■ Problem requirements:
Work out how many lines of the listing below mention the word "Navigation", and give only that figure.

■ Given data:

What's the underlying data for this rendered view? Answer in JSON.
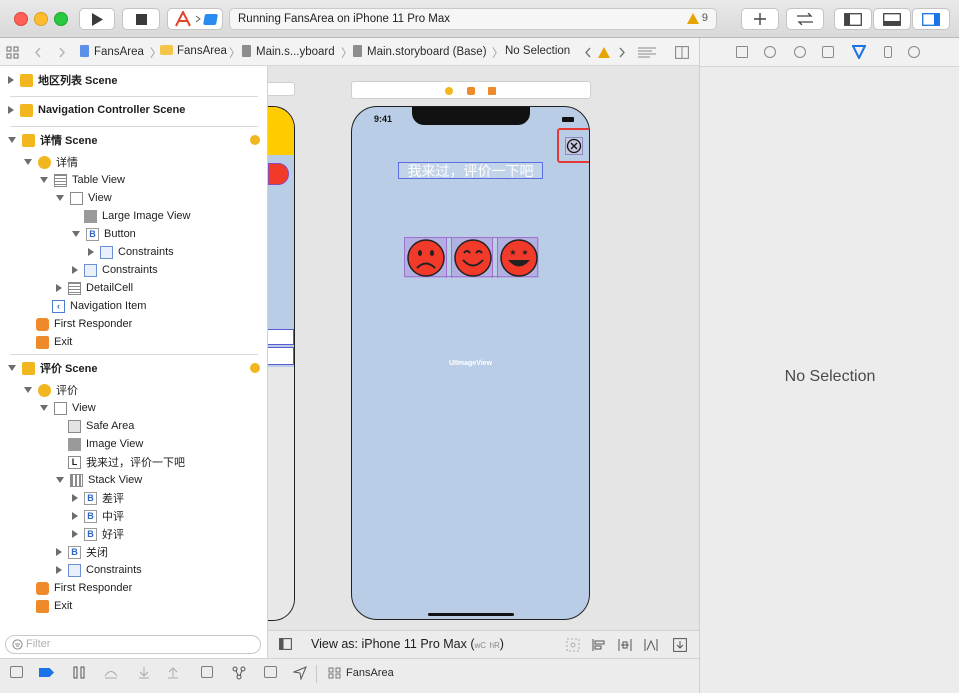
{
  "toolbar": {
    "status_text": "Running FansArea on iPhone 11 Pro Max",
    "warning_count": "9"
  },
  "jumpbar": {
    "crumbs": [
      "FansArea",
      "FansArea",
      "Main.s...yboard",
      "Main.storyboard (Base)",
      "No Selection"
    ]
  },
  "outline": {
    "scene1": "地区列表 Scene",
    "scene2": "Navigation Controller Scene",
    "scene3": "详情 Scene",
    "scene3_vc": "详情",
    "table_view": "Table View",
    "view": "View",
    "large_image_view": "Large Image View",
    "button": "Button",
    "constraints_inner": "Constraints",
    "constraints": "Constraints",
    "detail_cell": "DetailCell",
    "navigation_item": "Navigation Item",
    "first_responder": "First Responder",
    "exit": "Exit",
    "scene4": "评价 Scene",
    "scene4_vc": "评价",
    "view2": "View",
    "safe_area": "Safe Area",
    "image_view": "Image View",
    "label": "我来过，评价一下吧",
    "stack_view": "Stack View",
    "bad": "差评",
    "mid": "中评",
    "good": "好评",
    "close": "关闭",
    "constraints2": "Constraints",
    "first_responder2": "First Responder",
    "exit2": "Exit"
  },
  "canvas": {
    "time": "9:41",
    "label_text": "我来过，评价一下吧",
    "uiimageview_text": "UIImageView",
    "view_as": "View as: iPhone 11 Pro Max (",
    "size_w": "wC",
    "size_h": "hR",
    "view_as_end": ")"
  },
  "inspector": {
    "no_selection": "No Selection"
  },
  "footer": {
    "filter_placeholder": "Filter",
    "target_name": "FansArea"
  },
  "colors": {
    "accent": "#1a73e8",
    "emoji_face": "#f23a2a",
    "highlight_box": "#e53935",
    "phone_bg": "#b9cee6"
  }
}
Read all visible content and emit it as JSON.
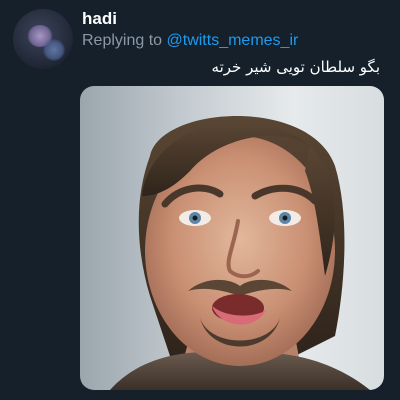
{
  "tweet": {
    "author_name": "hadi",
    "replying_prefix": "Replying to",
    "replying_handle": "@twitts_memes_ir",
    "text": "بگو سلطان تویی شیر خرته"
  },
  "media": {
    "description_icon": "meme-face-image"
  },
  "colors": {
    "background": "#15202b",
    "text_primary": "#ffffff",
    "text_secondary": "#8b98a5",
    "link": "#1d9bf0"
  }
}
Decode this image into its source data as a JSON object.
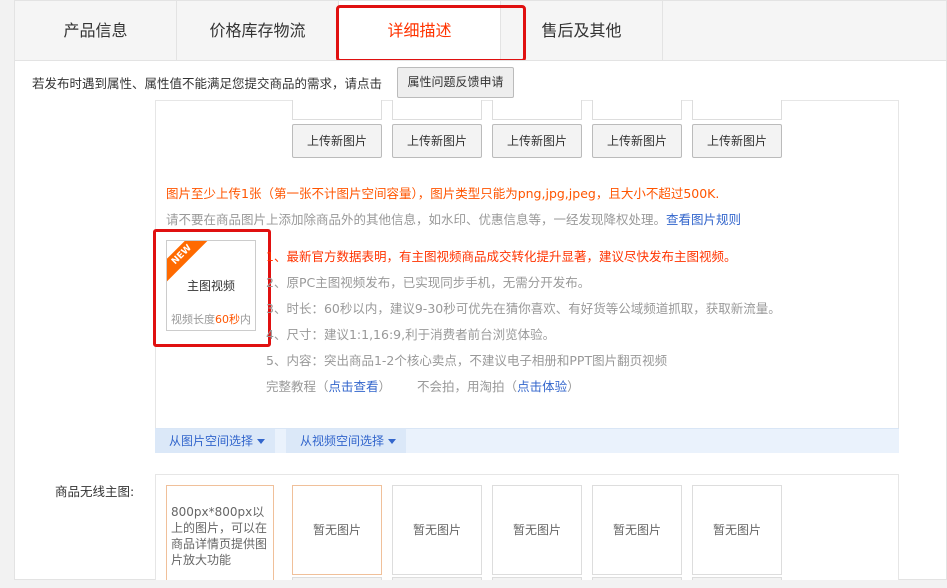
{
  "tabs": [
    {
      "label": "产品信息"
    },
    {
      "label": "价格库存物流"
    },
    {
      "label": "详细描述"
    },
    {
      "label": "售后及其他"
    }
  ],
  "notice": {
    "text": "若发布时遇到属性、属性值不能满足您提交商品的需求，请点击",
    "button_label": "属性问题反馈申请"
  },
  "main_images": {
    "upload_label": "上传新图片",
    "warning": "图片至少上传1张（第一张不计图片空间容量），图片类型只能为png,jpg,jpeg，且大小不超过500K.",
    "tip_text": "请不要在商品图片上添加除商品外的其他信息，如水印、优惠信息等，一经发现降权处理。",
    "tip_link": "查看图片规则"
  },
  "video": {
    "badge": "NEW",
    "title": "主图视频",
    "length_prefix": "视频长度",
    "length_value": "60秒",
    "length_suffix": "内",
    "tips": [
      "1、最新官方数据表明，有主图视频商品成交转化提升显著，建议尽快发布主图视频。",
      "2、原PC主图视频发布，已实现同步手机，无需分开发布。",
      "3、时长：60秒以内，建议9-30秒可优先在猜你喜欢、有好货等公域频道抓取，获取新流量。",
      "4、尺寸：建议1:1,16:9,利于消费者前台浏览体验。",
      "5、内容：突出商品1-2个核心卖点，不建议电子相册和PPT图片翻页视频"
    ],
    "tutorial_prefix": "完整教程（",
    "tutorial_link": "点击查看",
    "tutorial_suffix": "）",
    "taopai_prefix": "不会拍，用淘拍（",
    "taopai_link": "点击体验",
    "taopai_suffix": "）"
  },
  "space_buttons": {
    "image_space": "从图片空间选择",
    "video_space": "从视频空间选择"
  },
  "mobile": {
    "label": "商品无线主图:",
    "hint": "800px*800px以上的图片，可以在商品详情页提供图片放大功能",
    "placeholder": "暂无图片"
  },
  "colors": {
    "active_tab": "#ff3300",
    "warning": "#ff5500",
    "link": "#3366cc",
    "highlight_box": "#e01010"
  }
}
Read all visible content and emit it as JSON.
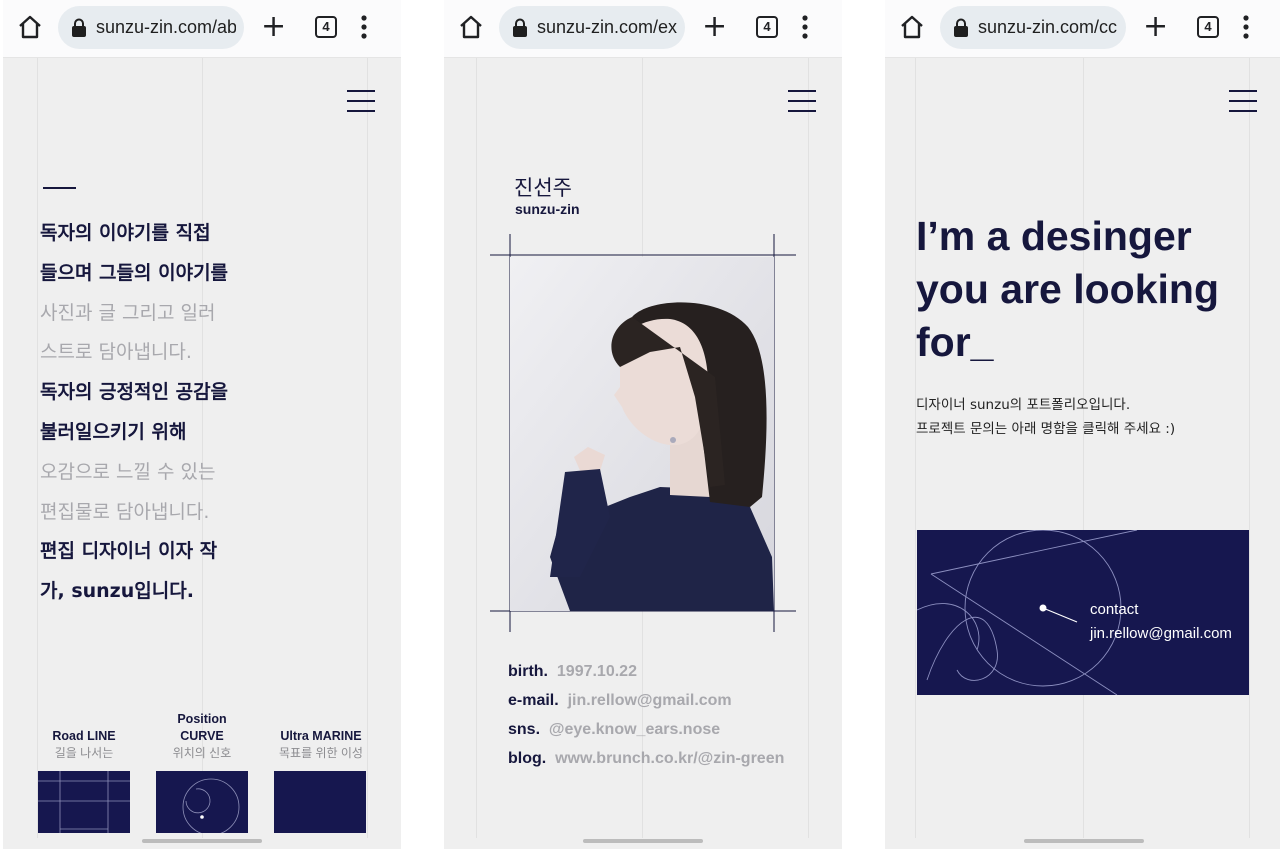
{
  "phones": [
    {
      "url": "sunzu-zin.com/ab",
      "tab_count": "4"
    },
    {
      "url": "sunzu-zin.com/ex",
      "tab_count": "4"
    },
    {
      "url": "sunzu-zin.com/cc",
      "tab_count": "4"
    }
  ],
  "about": {
    "lines": [
      {
        "text": "독자의 이야기를 직접",
        "tone": "dark"
      },
      {
        "text": "들으며 그들의 이야기를",
        "tone": "dark"
      },
      {
        "text": "사진과 글 그리고 일러",
        "tone": "light"
      },
      {
        "text": "스트로 담아냅니다.",
        "tone": "light"
      },
      {
        "text": "독자의 긍정적인 공감을",
        "tone": "dark"
      },
      {
        "text": "불러일으키기 위해",
        "tone": "dark"
      },
      {
        "text": "오감으로 느낄 수 있는",
        "tone": "light"
      },
      {
        "text": "편집물로 담아냅니다.",
        "tone": "light"
      },
      {
        "text": "편집 디자이너 이자 작",
        "tone": "dark"
      },
      {
        "text": "가, sunzu입니다.",
        "tone": "dark"
      }
    ],
    "categories": [
      {
        "title": "Road LINE",
        "subtitle": "길을 나서는"
      },
      {
        "title_line1": "Position",
        "title_line2": "CURVE",
        "subtitle": "위치의 신호"
      },
      {
        "title": "Ultra MARINE",
        "subtitle": "목표를 위한 이성"
      }
    ]
  },
  "profile": {
    "name_ko": "진선주",
    "name_en": "sunzu-zin",
    "fields": [
      {
        "label": "birth.",
        "value": "1997.10.22"
      },
      {
        "label": "e-mail.",
        "value": "jin.rellow@gmail.com"
      },
      {
        "label": "sns.",
        "value": "@eye.know_ears.nose"
      },
      {
        "label": "blog.",
        "value": "www.brunch.co.kr/@zin-green"
      }
    ]
  },
  "contact": {
    "hero_lines": [
      "I’m a desinger",
      "you are looking",
      "for_"
    ],
    "desc_lines": [
      "디자이너 sunzu의 포트폴리오입니다.",
      "프로젝트 문의는 아래 명함을 클릭해 주세요 :)"
    ],
    "card_label": "contact",
    "card_email": "jin.rellow@gmail.com"
  },
  "colors": {
    "navy": "#16173d",
    "card_navy": "#16174f",
    "muted": "#a8a8ad"
  }
}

■ Solution to this exercise:
2